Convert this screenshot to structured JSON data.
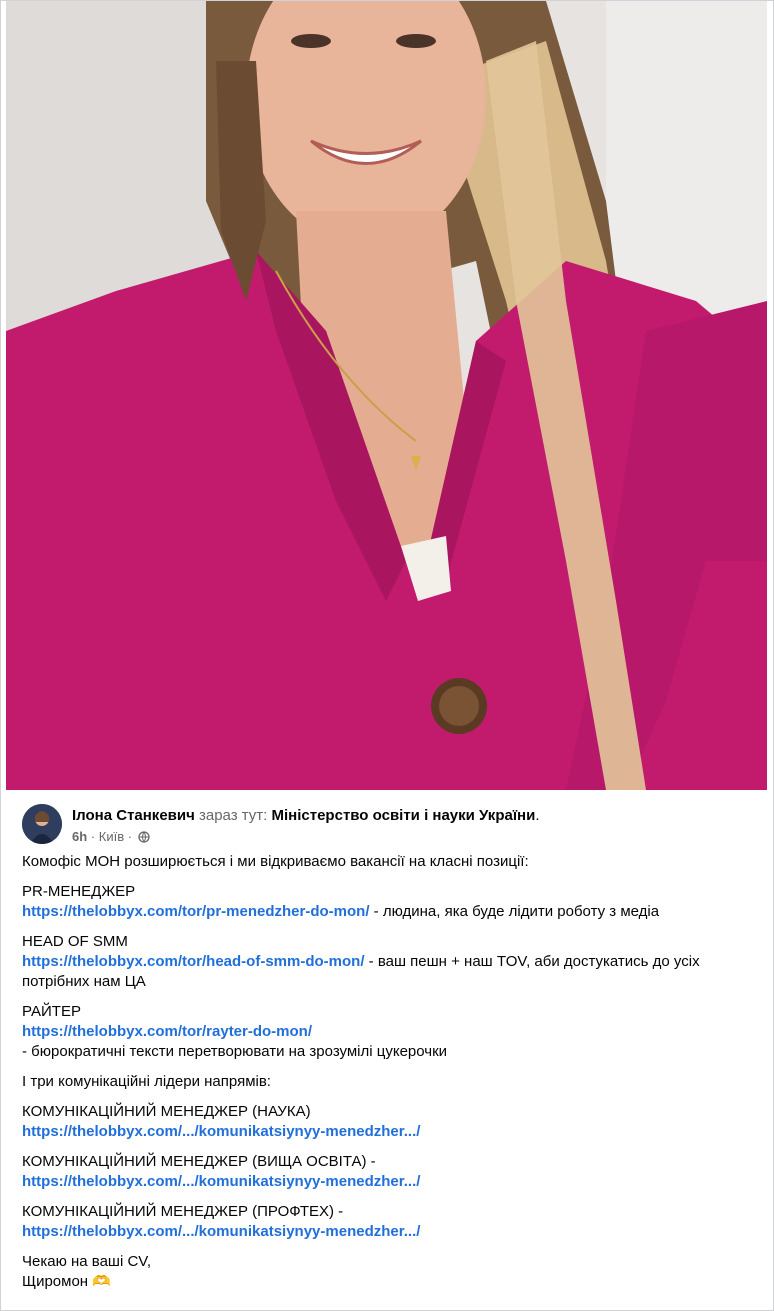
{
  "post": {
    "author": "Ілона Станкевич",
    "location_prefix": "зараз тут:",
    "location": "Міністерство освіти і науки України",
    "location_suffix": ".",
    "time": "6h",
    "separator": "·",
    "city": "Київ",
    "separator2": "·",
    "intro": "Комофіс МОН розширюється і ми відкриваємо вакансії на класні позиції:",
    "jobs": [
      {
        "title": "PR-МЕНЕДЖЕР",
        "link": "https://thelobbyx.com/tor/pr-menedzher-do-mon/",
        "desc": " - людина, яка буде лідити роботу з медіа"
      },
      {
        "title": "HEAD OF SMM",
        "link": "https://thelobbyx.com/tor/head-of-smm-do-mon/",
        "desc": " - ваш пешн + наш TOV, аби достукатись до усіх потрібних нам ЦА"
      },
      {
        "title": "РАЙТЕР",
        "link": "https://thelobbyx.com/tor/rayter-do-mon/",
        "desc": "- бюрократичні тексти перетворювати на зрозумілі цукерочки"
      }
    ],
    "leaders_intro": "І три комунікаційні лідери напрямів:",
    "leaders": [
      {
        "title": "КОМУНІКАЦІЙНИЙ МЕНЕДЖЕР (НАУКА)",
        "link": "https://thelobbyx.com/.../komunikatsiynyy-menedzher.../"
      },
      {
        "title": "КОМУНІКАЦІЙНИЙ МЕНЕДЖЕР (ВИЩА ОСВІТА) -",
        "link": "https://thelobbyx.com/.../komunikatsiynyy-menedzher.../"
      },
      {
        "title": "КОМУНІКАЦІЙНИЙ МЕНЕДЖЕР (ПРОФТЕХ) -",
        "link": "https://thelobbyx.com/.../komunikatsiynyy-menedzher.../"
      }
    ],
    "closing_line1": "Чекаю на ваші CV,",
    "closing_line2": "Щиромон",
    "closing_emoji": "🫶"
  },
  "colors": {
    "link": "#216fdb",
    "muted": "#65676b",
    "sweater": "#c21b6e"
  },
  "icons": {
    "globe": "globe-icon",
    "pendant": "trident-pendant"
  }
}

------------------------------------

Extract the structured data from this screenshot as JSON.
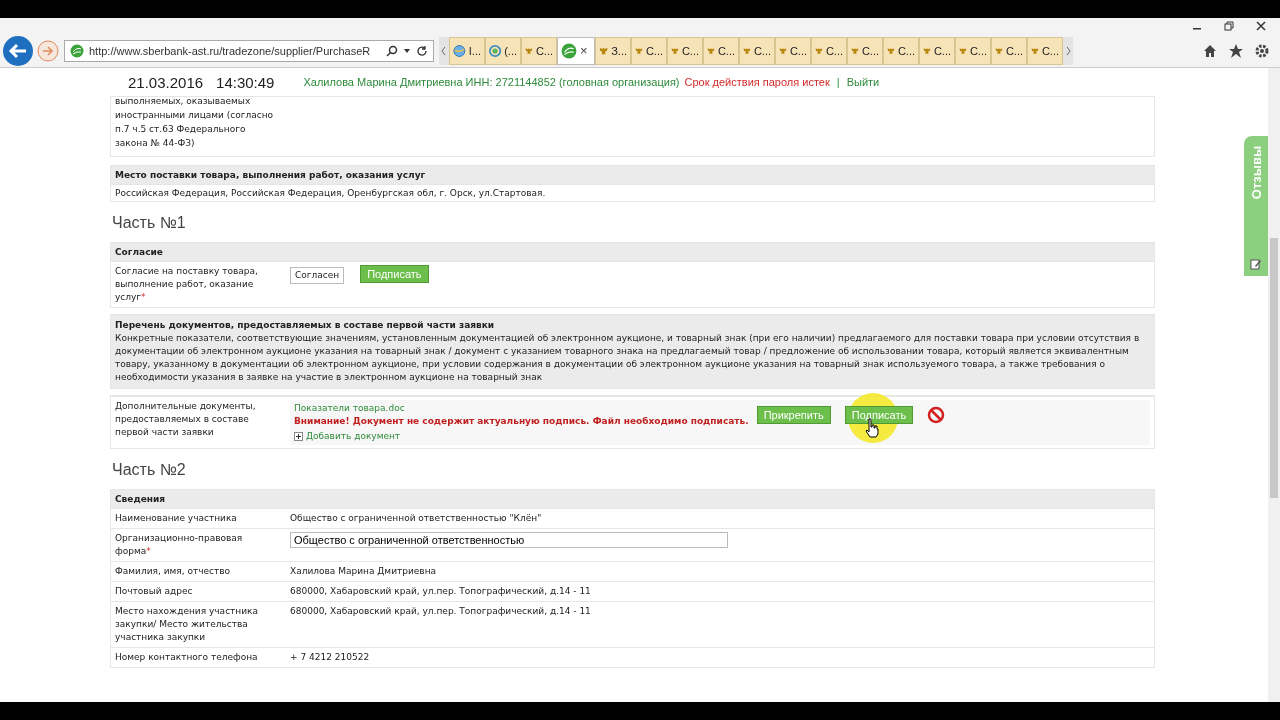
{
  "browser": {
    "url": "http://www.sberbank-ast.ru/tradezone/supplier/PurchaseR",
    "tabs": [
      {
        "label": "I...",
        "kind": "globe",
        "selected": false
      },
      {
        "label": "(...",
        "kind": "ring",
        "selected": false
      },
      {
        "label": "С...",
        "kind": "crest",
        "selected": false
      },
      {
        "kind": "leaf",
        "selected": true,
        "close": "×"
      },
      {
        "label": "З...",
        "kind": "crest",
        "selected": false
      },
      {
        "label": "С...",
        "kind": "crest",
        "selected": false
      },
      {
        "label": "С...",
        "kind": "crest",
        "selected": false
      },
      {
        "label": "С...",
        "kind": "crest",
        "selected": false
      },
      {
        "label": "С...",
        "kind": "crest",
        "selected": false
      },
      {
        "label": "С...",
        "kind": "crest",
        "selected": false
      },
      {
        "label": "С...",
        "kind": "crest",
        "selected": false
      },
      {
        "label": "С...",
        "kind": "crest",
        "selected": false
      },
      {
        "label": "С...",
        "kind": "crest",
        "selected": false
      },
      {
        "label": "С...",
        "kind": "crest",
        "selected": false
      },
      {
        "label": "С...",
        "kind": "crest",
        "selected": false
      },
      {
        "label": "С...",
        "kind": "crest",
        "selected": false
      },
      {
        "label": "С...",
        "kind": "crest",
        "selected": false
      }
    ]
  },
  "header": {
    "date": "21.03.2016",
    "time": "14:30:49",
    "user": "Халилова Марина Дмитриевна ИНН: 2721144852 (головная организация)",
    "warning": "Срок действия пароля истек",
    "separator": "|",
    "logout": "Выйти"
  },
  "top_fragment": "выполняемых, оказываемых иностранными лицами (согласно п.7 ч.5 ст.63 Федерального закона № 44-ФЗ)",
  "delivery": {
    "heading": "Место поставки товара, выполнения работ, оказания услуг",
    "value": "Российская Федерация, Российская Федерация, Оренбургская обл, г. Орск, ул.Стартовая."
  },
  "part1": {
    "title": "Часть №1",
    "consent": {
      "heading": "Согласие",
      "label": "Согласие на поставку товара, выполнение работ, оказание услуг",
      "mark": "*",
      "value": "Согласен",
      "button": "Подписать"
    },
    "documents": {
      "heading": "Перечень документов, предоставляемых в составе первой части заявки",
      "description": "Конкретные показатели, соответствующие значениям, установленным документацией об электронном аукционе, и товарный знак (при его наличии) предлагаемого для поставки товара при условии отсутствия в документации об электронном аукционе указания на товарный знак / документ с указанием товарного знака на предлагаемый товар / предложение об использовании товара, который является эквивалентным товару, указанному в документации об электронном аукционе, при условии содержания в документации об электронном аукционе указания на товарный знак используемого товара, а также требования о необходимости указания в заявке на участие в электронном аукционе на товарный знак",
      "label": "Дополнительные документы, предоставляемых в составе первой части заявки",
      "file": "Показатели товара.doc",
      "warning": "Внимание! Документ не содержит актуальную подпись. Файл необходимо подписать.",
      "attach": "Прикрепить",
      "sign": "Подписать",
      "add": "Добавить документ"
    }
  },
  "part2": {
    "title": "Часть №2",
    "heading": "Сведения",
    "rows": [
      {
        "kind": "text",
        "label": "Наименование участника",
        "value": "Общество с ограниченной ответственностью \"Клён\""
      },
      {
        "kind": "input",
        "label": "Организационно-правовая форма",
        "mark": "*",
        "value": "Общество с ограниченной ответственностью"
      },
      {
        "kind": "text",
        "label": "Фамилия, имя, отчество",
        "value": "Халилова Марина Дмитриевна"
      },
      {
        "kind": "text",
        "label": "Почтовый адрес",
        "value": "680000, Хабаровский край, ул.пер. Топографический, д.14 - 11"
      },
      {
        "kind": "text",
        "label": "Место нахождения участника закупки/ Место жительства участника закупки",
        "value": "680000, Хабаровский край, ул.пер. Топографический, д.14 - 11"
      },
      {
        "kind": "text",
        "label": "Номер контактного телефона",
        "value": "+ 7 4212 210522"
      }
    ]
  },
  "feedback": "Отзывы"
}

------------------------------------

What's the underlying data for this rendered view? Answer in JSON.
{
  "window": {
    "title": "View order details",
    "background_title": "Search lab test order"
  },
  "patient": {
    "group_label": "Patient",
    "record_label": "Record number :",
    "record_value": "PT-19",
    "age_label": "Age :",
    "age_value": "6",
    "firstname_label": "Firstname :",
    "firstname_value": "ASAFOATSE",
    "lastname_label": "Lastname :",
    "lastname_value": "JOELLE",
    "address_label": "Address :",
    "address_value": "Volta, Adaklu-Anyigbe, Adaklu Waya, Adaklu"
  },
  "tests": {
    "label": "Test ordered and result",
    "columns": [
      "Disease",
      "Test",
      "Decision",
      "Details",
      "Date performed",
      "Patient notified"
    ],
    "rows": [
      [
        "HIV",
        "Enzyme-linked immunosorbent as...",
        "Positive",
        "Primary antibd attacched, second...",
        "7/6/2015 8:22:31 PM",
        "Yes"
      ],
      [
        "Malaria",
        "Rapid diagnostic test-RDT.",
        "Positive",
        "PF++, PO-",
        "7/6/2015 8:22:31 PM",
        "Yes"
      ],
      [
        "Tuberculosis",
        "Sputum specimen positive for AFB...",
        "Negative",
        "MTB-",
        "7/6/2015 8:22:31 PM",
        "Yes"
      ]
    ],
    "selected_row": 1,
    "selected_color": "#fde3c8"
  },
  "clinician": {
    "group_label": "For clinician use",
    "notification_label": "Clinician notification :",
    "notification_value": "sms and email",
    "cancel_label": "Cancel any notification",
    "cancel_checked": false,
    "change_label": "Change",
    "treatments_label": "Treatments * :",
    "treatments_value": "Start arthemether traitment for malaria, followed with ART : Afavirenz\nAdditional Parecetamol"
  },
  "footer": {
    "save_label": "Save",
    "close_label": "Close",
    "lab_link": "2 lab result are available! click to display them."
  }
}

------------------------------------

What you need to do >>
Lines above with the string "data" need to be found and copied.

Answer to this exercise >>
Convert this screenshot to structured JSON data.
Extract the structured data from this screenshot as JSON.
What's the underlying data for this rendered view? Answer in JSON.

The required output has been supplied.